* The author alludes to some anonymous publications in Germany, which were erroneously ascribed to Zimmerman and Kant; and the caution which he founds upon this fact, was never more applicable than it is to his countrymen at the present day.
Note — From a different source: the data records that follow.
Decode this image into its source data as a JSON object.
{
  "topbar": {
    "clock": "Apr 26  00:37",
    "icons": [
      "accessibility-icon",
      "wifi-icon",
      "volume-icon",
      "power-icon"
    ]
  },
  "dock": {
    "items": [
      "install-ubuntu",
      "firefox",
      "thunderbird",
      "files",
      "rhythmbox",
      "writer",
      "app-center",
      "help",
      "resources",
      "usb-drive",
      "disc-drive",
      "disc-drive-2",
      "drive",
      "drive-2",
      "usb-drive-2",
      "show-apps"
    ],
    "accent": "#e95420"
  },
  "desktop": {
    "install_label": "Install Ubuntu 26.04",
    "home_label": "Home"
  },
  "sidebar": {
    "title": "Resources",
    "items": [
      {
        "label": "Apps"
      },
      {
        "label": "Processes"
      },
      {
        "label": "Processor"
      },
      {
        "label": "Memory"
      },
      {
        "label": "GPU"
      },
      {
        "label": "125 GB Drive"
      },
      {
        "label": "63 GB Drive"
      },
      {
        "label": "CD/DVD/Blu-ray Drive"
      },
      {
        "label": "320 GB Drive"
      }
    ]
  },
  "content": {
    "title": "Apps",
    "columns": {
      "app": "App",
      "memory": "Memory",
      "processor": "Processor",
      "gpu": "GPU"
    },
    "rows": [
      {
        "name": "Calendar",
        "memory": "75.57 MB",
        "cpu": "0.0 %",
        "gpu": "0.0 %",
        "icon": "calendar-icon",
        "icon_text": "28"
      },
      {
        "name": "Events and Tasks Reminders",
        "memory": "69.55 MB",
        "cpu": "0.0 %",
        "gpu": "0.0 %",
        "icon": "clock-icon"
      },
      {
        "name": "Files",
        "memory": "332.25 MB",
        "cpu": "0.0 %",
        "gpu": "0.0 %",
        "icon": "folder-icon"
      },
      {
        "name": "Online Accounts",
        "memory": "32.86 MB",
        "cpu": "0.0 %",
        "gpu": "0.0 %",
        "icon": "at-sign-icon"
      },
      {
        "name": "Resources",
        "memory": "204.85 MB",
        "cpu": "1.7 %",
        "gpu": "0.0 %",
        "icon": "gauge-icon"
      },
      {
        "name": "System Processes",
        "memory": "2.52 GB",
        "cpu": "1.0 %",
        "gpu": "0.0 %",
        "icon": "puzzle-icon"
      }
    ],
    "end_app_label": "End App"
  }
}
It is curious and at the same time instructive to observe, how directly opposite practical results may be obtained by an injudicious application of the same principle of exposition, the correctness of which its advocates have assumed. Our readers are doubtless aware, that the law of interpretation which allows certain portions of Scripture to refer to more than one thing, has been ridiculed and rejected by many late critics, as unworthy of a sound mind, and indicative, if not of fanaticism, yet, at least, of vague, loose and uncertain knowledge. It is not our intention at present to discuss this subject, nor indeed fully to express our own views, although we can not but fear that some of its most strenuous opponents have no very clear and settled ideas respecting it. The language in Isaiah xl. 3,—“The voice of him that crieth in the wilderness, prepare ye the way of the LORD,” has been applied by each of the four Evangelists to the preaching of John the Baptist as our Saviour's precursor, and the immutable and permanent word there spoken of, has been explained by St. Peter, (1st Epistle, i, 25,) to mean the Everlasting Gospel. But the candid reader of the whole portion of Isaiah, can hardly doubt that the Prophet does speak of the return from the Babylonian captivity, and in noble strains of poetic sublimity, introduces a herald proclaiming the coming of Jehovah, as the leader of his ransomed people, and calls on the restored Jerusalem to announce to its daughter cities in loudest strains, the approach and resettlement among them of their God. How do these interpreters reconcile the apparent application of Isaiah's language to these two distinct historical facts ? What says the rationalistic Rosenmüller? He had laid it down as law, that, to refer a passage, which literally and histori. VOL. I.-NO. I.